Corbett and Shaw seem to go out of their way to make the West Sea Otter experience a positive one for their customers, many of who are their neighbours in Rivers Inlet. Whether it’s stopping for some impromptu whale watching, adjusting the schedule for a delayed flight, or picking up freight and groceries in Port Hardy, the couple seem happy to go the extra mile.
And their effort isn’t lost on customers like Cerelina Willie: “My husband and I truly appreciate having a water taxi available to the community, and the fact that they’re so friendly and accommodating and go an extra step for their customers is the icing on the cake.”
Shaw acknowledges that part of that is a business decision: “Once you make that connection with a client, just provide them the best service that you can.” But she points out that one key aspect that keeps customers coming back is Corbett’s personality. “Everybody just loves being on the boat with him. He’s trustworthy, he’s a really sociable, personable guy.” She points to a group of treeplanters who have chartered West Sea Otter to ferry them around the territory. “They’re like ‘there’s other water taxis further up north, but I’d rather be in the boat with Archie.’”
And the community repays the kindness. When the boat docks in Rivers Inlet, the whole community comes down to help unload freight, says Willie. “I’m not going there just to pick up my three boxes; everybody who goes down there helps to unload freight and carry boxes. The community effort is amazing.”
The most substantial impact of West Sea Otter water taxi is that it provides community members a more affordable mode of transportation. “I’ve had people say that to me that they couldn’t afford the plane, but they can afford the boat,” says Shaw.
By charging a lower rate for freight than the airline, less per person for transportation, and a discounted rate for children, Shaw and Corbett are supporting financial growth for local families.
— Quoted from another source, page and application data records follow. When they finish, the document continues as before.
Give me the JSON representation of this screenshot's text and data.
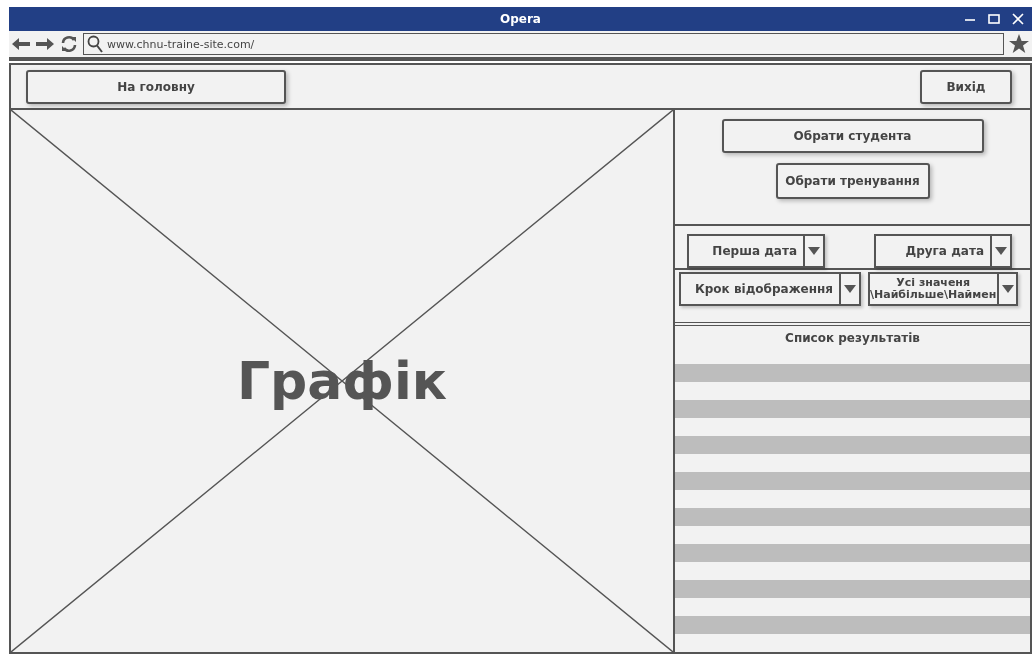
{
  "window": {
    "title": "Opera"
  },
  "address_bar": {
    "url": "www.chnu-traine-site.com/"
  },
  "header": {
    "home_button": "На головну",
    "exit_button": "Вихід"
  },
  "chart_placeholder": {
    "label": "Графік"
  },
  "selection": {
    "buttons": [
      "Обрати студента",
      "Обрати тренування"
    ]
  },
  "filters": [
    {
      "label": "Перша дата"
    },
    {
      "label": "Друга дата"
    },
    {
      "label": "Крок відображення"
    },
    {
      "label": "Усі значеня \\Найбільше\\Наймен"
    }
  ],
  "results": {
    "title": "Список результатів"
  }
}
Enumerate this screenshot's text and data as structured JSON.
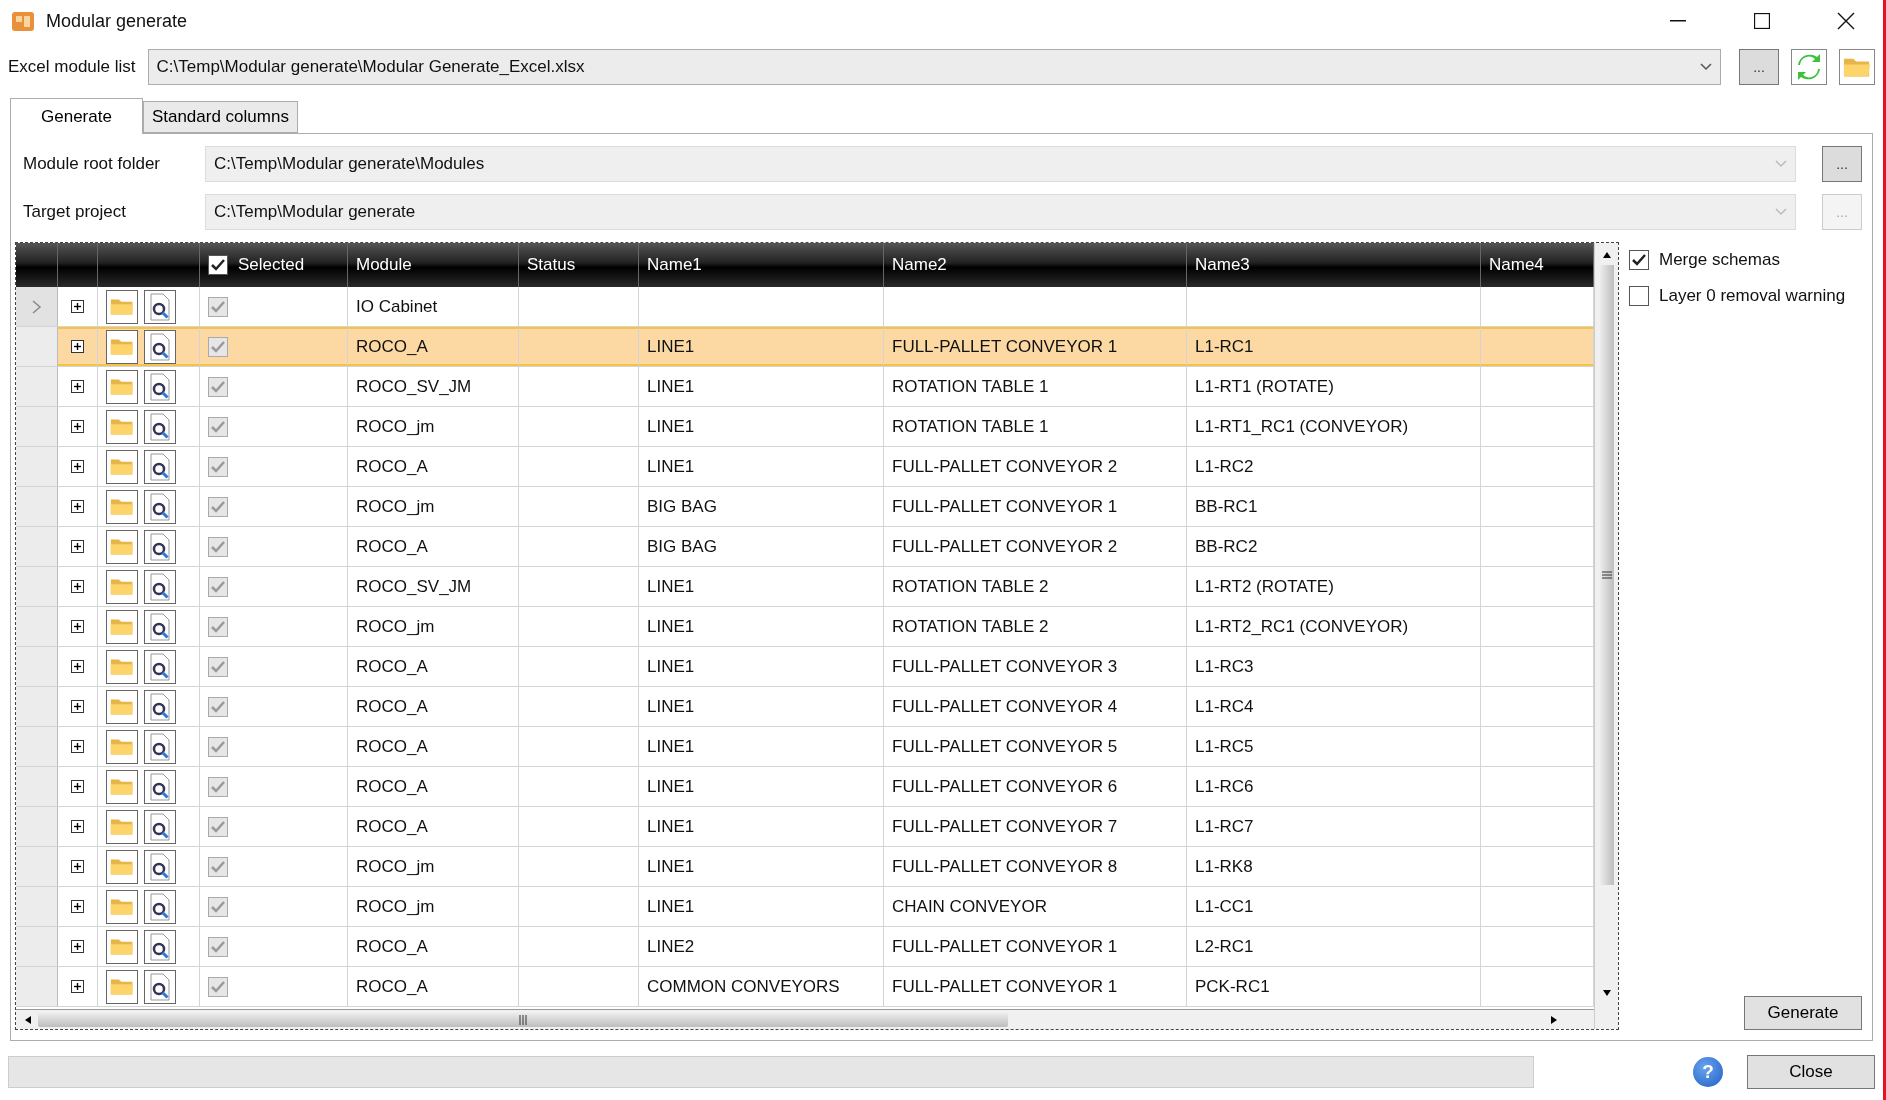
{
  "window": {
    "title": "Modular generate"
  },
  "excel_module_list": {
    "label": "Excel module list",
    "value": "C:\\Temp\\Modular generate\\Modular Generate_Excel.xlsx",
    "browse": "..."
  },
  "tabs": [
    {
      "label": "Generate",
      "selected": true
    },
    {
      "label": "Standard columns",
      "selected": false
    }
  ],
  "module_root_folder": {
    "label": "Module root folder",
    "value": "C:\\Temp\\Modular generate\\Modules",
    "browse": {
      "label": "...",
      "disabled": false
    }
  },
  "target_project": {
    "label": "Target project",
    "value": "C:\\Temp\\Modular generate",
    "browse": {
      "label": "...",
      "disabled": true
    }
  },
  "table": {
    "selected_header": {
      "label": "Selected",
      "checked": true
    },
    "columns": [
      "Module",
      "Status",
      "Name1",
      "Name2",
      "Name3",
      "Name4"
    ],
    "rows": [
      {
        "current": true,
        "selected": false,
        "expanded": false,
        "checked": true,
        "module": "IO Cabinet"
      },
      {
        "current": false,
        "selected": true,
        "expanded": false,
        "checked": true,
        "module": "ROCO_A",
        "name1": "LINE1",
        "name2": "FULL-PALLET CONVEYOR 1",
        "name3": "L1-RC1"
      },
      {
        "current": false,
        "selected": false,
        "expanded": false,
        "checked": true,
        "module": "ROCO_SV_JM",
        "name1": "LINE1",
        "name2": "ROTATION TABLE 1",
        "name3": "L1-RT1 (ROTATE)"
      },
      {
        "current": false,
        "selected": false,
        "expanded": false,
        "checked": true,
        "module": "ROCO_jm",
        "name1": "LINE1",
        "name2": "ROTATION TABLE 1",
        "name3": "L1-RT1_RC1 (CONVEYOR)"
      },
      {
        "current": false,
        "selected": false,
        "expanded": false,
        "checked": true,
        "module": "ROCO_A",
        "name1": "LINE1",
        "name2": "FULL-PALLET CONVEYOR 2",
        "name3": "L1-RC2"
      },
      {
        "current": false,
        "selected": false,
        "expanded": false,
        "checked": true,
        "module": "ROCO_jm",
        "name1": "BIG BAG",
        "name2": "FULL-PALLET CONVEYOR 1",
        "name3": "BB-RC1"
      },
      {
        "current": false,
        "selected": false,
        "expanded": false,
        "checked": true,
        "module": "ROCO_A",
        "name1": "BIG BAG",
        "name2": "FULL-PALLET CONVEYOR 2",
        "name3": "BB-RC2"
      },
      {
        "current": false,
        "selected": false,
        "expanded": false,
        "checked": true,
        "module": "ROCO_SV_JM",
        "name1": "LINE1",
        "name2": "ROTATION TABLE 2",
        "name3": "L1-RT2 (ROTATE)"
      },
      {
        "current": false,
        "selected": false,
        "expanded": false,
        "checked": true,
        "module": "ROCO_jm",
        "name1": "LINE1",
        "name2": "ROTATION TABLE 2",
        "name3": "L1-RT2_RC1 (CONVEYOR)"
      },
      {
        "current": false,
        "selected": false,
        "expanded": false,
        "checked": true,
        "module": "ROCO_A",
        "name1": "LINE1",
        "name2": "FULL-PALLET CONVEYOR 3",
        "name3": "L1-RC3"
      },
      {
        "current": false,
        "selected": false,
        "expanded": false,
        "checked": true,
        "module": "ROCO_A",
        "name1": "LINE1",
        "name2": "FULL-PALLET CONVEYOR 4",
        "name3": "L1-RC4"
      },
      {
        "current": false,
        "selected": false,
        "expanded": false,
        "checked": true,
        "module": "ROCO_A",
        "name1": "LINE1",
        "name2": "FULL-PALLET CONVEYOR 5",
        "name3": "L1-RC5"
      },
      {
        "current": false,
        "selected": false,
        "expanded": false,
        "checked": true,
        "module": "ROCO_A",
        "name1": "LINE1",
        "name2": "FULL-PALLET CONVEYOR 6",
        "name3": "L1-RC6"
      },
      {
        "current": false,
        "selected": false,
        "expanded": false,
        "checked": true,
        "module": "ROCO_A",
        "name1": "LINE1",
        "name2": "FULL-PALLET CONVEYOR 7",
        "name3": "L1-RC7"
      },
      {
        "current": false,
        "selected": false,
        "expanded": false,
        "checked": true,
        "module": "ROCO_jm",
        "name1": "LINE1",
        "name2": "FULL-PALLET CONVEYOR 8",
        "name3": "L1-RK8"
      },
      {
        "current": false,
        "selected": false,
        "expanded": false,
        "checked": true,
        "module": "ROCO_jm",
        "name1": "LINE1",
        "name2": "CHAIN CONVEYOR",
        "name3": "L1-CC1"
      },
      {
        "current": false,
        "selected": false,
        "expanded": false,
        "checked": true,
        "module": "ROCO_A",
        "name1": "LINE2",
        "name2": "FULL-PALLET CONVEYOR 1",
        "name3": "L2-RC1"
      },
      {
        "current": false,
        "selected": false,
        "expanded": false,
        "checked": true,
        "module": "ROCO_A",
        "name1": "COMMON CONVEYORS",
        "name2": "FULL-PALLET CONVEYOR 1",
        "name3": "PCK-RC1"
      }
    ]
  },
  "options": [
    {
      "label": "Merge schemas",
      "checked": true
    },
    {
      "label": "Layer 0 removal warning",
      "checked": false
    }
  ],
  "generate_button": "Generate",
  "progress": {
    "level": 0
  },
  "help_button": "?",
  "close_button": "Close"
}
The business is also helping decrease food costs within the community by lowering the cost that members have to pay to have their groceries delivered.
The business is also helping to spur the growth of entrepreneurial spirit in the small community. Coast Funds’ board of directors has approved funding for two further small businesses since the establishment of West Sea Otter.
It has also spurred economic growth within Wuikinxuv Village by purchasing fuel locally from both the Wuikinuxv Nation and Dawson’s Landing, and developed partnerships with local businesses such as a local store operated by Jennifer and Cherilyn Walkus.
Besides Shaw and Corbett, West Sea Otter’s only employee thus far is their son Lincoln who operates as a deckhand outside of school hours. Shaw says, however, that they’ll often provide extra income for community members by paying them to unload or load freight. Alternatively, they will offer a trade—a short bit of labour for free transportation.
Shaw and Corbett are hoping to soon expand their business by purchasing a second vessel, in which case they will also be able to hire another skipper to operate the boat. The addition of a second boat would increase the service available to community members, including more frequent journeys between Port Hardy and Wuikinuxv.
West Sea Otter is helping to reconnect community members with the Wuikinuxv territory, in a way other modes of transportation aren’t able to. For example, the business provides transportation to the local youth cultural group as they visit key sites in the territory, and allows community members greater opportunity to view marine wildlife like the many whales frequenting the waters between Rivers Inlet and Port Hardy.
The business also makes it easier for Wuikinuxv members who do live elsewhere to return to the community for cultural events, like the recently held Walkus Potlatch.
West Sea Otter Water Taxi
In 2016, Coast Economic Development Society approved $150,000 for the start-up of West Sea Otter Water Taxi, a new transportation company servicing the Wuikinuxv community and businesses in Rivers Inlet.
Published On September 5, 2019 | Edited On September 10, 2019